Output each entry exactly as written.

[Dataset]

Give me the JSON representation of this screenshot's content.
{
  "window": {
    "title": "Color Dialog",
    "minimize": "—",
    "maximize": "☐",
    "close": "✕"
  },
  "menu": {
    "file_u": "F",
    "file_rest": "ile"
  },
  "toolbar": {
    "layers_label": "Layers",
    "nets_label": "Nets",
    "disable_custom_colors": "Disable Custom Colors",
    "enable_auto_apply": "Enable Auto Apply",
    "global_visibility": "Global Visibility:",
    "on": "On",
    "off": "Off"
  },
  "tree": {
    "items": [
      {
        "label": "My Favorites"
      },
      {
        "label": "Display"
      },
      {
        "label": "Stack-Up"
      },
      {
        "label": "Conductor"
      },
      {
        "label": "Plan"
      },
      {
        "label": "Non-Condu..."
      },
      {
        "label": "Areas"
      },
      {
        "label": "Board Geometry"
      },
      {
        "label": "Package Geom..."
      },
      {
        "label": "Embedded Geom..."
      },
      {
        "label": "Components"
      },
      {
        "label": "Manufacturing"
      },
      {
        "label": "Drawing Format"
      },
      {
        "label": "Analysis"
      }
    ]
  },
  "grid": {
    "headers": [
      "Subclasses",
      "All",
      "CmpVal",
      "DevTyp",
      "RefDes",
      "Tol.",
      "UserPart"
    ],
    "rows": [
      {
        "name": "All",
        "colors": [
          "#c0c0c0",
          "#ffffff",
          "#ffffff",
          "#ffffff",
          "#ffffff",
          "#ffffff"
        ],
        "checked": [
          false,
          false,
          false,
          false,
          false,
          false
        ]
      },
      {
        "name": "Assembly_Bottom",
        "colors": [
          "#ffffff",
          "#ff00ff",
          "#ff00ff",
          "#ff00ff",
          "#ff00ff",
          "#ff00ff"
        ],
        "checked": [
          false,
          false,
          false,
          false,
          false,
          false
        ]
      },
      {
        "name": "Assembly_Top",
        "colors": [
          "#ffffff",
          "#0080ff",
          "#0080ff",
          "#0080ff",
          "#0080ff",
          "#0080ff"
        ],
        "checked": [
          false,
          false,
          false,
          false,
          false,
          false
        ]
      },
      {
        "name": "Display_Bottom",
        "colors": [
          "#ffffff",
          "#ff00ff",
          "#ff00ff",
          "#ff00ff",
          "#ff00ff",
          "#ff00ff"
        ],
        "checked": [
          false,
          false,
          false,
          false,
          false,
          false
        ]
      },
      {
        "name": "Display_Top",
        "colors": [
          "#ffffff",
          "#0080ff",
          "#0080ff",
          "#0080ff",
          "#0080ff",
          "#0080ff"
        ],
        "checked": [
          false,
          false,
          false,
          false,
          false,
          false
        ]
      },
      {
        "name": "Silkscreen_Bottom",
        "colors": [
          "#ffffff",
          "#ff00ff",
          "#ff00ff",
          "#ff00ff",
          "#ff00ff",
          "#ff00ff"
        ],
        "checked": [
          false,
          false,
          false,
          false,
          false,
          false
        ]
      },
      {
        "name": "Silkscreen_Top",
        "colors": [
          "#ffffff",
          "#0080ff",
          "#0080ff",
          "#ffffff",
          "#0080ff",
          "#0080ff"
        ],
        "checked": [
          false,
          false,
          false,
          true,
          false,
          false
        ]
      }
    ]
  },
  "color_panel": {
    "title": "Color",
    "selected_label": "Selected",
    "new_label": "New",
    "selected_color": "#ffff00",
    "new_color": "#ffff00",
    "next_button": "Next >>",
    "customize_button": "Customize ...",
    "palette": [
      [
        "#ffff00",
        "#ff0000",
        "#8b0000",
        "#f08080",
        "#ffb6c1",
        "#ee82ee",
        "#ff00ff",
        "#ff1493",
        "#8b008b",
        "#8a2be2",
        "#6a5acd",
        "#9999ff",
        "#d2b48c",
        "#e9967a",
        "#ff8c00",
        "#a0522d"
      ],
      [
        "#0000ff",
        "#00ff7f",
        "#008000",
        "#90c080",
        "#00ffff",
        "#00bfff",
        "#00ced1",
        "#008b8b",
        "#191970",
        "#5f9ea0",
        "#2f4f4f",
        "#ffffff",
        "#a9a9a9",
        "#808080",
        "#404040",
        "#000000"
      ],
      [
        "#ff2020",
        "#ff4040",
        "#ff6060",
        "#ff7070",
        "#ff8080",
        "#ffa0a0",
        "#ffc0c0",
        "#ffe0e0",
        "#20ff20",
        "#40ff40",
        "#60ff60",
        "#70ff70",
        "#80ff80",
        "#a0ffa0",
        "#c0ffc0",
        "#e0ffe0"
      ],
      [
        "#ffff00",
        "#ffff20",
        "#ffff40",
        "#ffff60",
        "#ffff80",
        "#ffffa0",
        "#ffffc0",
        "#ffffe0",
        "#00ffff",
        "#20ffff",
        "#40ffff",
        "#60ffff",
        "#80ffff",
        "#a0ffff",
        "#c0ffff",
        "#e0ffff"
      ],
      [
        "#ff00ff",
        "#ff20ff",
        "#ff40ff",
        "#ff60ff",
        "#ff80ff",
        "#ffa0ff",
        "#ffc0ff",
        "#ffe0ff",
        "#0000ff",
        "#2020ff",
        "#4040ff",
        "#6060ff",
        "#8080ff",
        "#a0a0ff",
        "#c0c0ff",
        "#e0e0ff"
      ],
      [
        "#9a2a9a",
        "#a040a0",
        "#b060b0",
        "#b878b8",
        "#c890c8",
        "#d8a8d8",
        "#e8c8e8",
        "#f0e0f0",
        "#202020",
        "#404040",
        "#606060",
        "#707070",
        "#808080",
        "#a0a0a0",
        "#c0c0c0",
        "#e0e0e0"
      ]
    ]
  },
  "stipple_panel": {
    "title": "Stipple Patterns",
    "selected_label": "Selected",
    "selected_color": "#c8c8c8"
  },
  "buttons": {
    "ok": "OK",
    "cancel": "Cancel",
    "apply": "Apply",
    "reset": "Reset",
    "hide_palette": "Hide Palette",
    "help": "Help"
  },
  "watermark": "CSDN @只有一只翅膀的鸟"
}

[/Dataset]

• [Expected answer]:
Give me the JSON representation of this screenshot's content.
{
  "window": {
    "title": "Color Dialog",
    "minimize": "—",
    "maximize": "☐",
    "close": "✕"
  },
  "menu": {
    "file_u": "F",
    "file_rest": "ile"
  },
  "toolbar": {
    "layers_label": "Layers",
    "nets_label": "Nets",
    "disable_custom_colors": "Disable Custom Colors",
    "enable_auto_apply": "Enable Auto Apply",
    "global_visibility": "Global Visibility:",
    "on": "On",
    "off": "Off"
  },
  "tree": {
    "items": [
      {
        "label": "My Favorites"
      },
      {
        "label": "Display"
      },
      {
        "label": "Stack-Up"
      },
      {
        "label": "Conductor"
      },
      {
        "label": "Plan"
      },
      {
        "label": "Non-Condu..."
      },
      {
        "label": "Areas"
      },
      {
        "label": "Board Geometry"
      },
      {
        "label": "Package Geom..."
      },
      {
        "label": "Embedded Geom..."
      },
      {
        "label": "Components"
      },
      {
        "label": "Manufacturing"
      },
      {
        "label": "Drawing Format"
      },
      {
        "label": "Analysis"
      }
    ]
  },
  "grid": {
    "headers": [
      "Subclasses",
      "All",
      "CmpVal",
      "DevTyp",
      "RefDes",
      "Tol.",
      "UserPart"
    ],
    "rows": [
      {
        "name": "All",
        "colors": [
          "#c0c0c0",
          "#ffffff",
          "#ffffff",
          "#ffffff",
          "#ffffff",
          "#ffffff"
        ],
        "checked": [
          false,
          false,
          false,
          false,
          false,
          false
        ]
      },
      {
        "name": "Assembly_Bottom",
        "colors": [
          "#ffffff",
          "#ff00ff",
          "#ff00ff",
          "#ff00ff",
          "#ff00ff",
          "#ff00ff"
        ],
        "checked": [
          false,
          false,
          false,
          false,
          false,
          false
        ]
      },
      {
        "name": "Assembly_Top",
        "colors": [
          "#ffffff",
          "#0080ff",
          "#0080ff",
          "#0080ff",
          "#0080ff",
          "#0080ff"
        ],
        "checked": [
          false,
          false,
          false,
          false,
          false,
          false
        ]
      },
      {
        "name": "Display_Bottom",
        "colors": [
          "#ffffff",
          "#ff00ff",
          "#ff00ff",
          "#ff00ff",
          "#ff00ff",
          "#ff00ff"
        ],
        "checked": [
          false,
          false,
          false,
          false,
          false,
          false
        ]
      },
      {
        "name": "Display_Top",
        "colors": [
          "#ffffff",
          "#0080ff",
          "#0080ff",
          "#0080ff",
          "#0080ff",
          "#0080ff"
        ],
        "checked": [
          false,
          false,
          false,
          false,
          false,
          false
        ]
      },
      {
        "name": "Silkscreen_Bottom",
        "colors": [
          "#ffffff",
          "#ff00ff",
          "#ff00ff",
          "#ff00ff",
          "#ff00ff",
          "#ff00ff"
        ],
        "checked": [
          false,
          false,
          false,
          false,
          false,
          false
        ]
      },
      {
        "name": "Silkscreen_Top",
        "colors": [
          "#ffffff",
          "#0080ff",
          "#0080ff",
          "#ffffff",
          "#0080ff",
          "#0080ff"
        ],
        "checked": [
          false,
          false,
          false,
          true,
          false,
          false
        ]
      }
    ]
  },
  "color_panel": {
    "title": "Color",
    "selected_label": "Selected",
    "new_label": "New",
    "selected_color": "#ffff00",
    "new_color": "#ffff00",
    "next_button": "Next >>",
    "customize_button": "Customize ...",
    "palette": [
      [
        "#ffff00",
        "#ff0000",
        "#8b0000",
        "#f08080",
        "#ffb6c1",
        "#ee82ee",
        "#ff00ff",
        "#ff1493",
        "#8b008b",
        "#8a2be2",
        "#6a5acd",
        "#9999ff",
        "#d2b48c",
        "#e9967a",
        "#ff8c00",
        "#a0522d"
      ],
      [
        "#0000ff",
        "#00ff7f",
        "#008000",
        "#90c080",
        "#00ffff",
        "#00bfff",
        "#00ced1",
        "#008b8b",
        "#191970",
        "#5f9ea0",
        "#2f4f4f",
        "#ffffff",
        "#a9a9a9",
        "#808080",
        "#404040",
        "#000000"
      ],
      [
        "#ff2020",
        "#ff4040",
        "#ff6060",
        "#ff7070",
        "#ff8080",
        "#ffa0a0",
        "#ffc0c0",
        "#ffe0e0",
        "#20ff20",
        "#40ff40",
        "#60ff60",
        "#70ff70",
        "#80ff80",
        "#a0ffa0",
        "#c0ffc0",
        "#e0ffe0"
      ],
      [
        "#ffff00",
        "#ffff20",
        "#ffff40",
        "#ffff60",
        "#ffff80",
        "#ffffa0",
        "#ffffc0",
        "#ffffe0",
        "#00ffff",
        "#20ffff",
        "#40ffff",
        "#60ffff",
        "#80ffff",
        "#a0ffff",
        "#c0ffff",
        "#e0ffff"
      ],
      [
        "#ff00ff",
        "#ff20ff",
        "#ff40ff",
        "#ff60ff",
        "#ff80ff",
        "#ffa0ff",
        "#ffc0ff",
        "#ffe0ff",
        "#0000ff",
        "#2020ff",
        "#4040ff",
        "#6060ff",
        "#8080ff",
        "#a0a0ff",
        "#c0c0ff",
        "#e0e0ff"
      ],
      [
        "#9a2a9a",
        "#a040a0",
        "#b060b0",
        "#b878b8",
        "#c890c8",
        "#d8a8d8",
        "#e8c8e8",
        "#f0e0f0",
        "#202020",
        "#404040",
        "#606060",
        "#707070",
        "#808080",
        "#a0a0a0",
        "#c0c0c0",
        "#e0e0e0"
      ]
    ]
  },
  "stipple_panel": {
    "title": "Stipple Patterns",
    "selected_label": "Selected",
    "selected_color": "#c8c8c8"
  },
  "buttons": {
    "ok": "OK",
    "cancel": "Cancel",
    "apply": "Apply",
    "reset": "Reset",
    "hide_palette": "Hide Palette",
    "help": "Help"
  },
  "watermark": "CSDN @只有一只翅膀的鸟"
}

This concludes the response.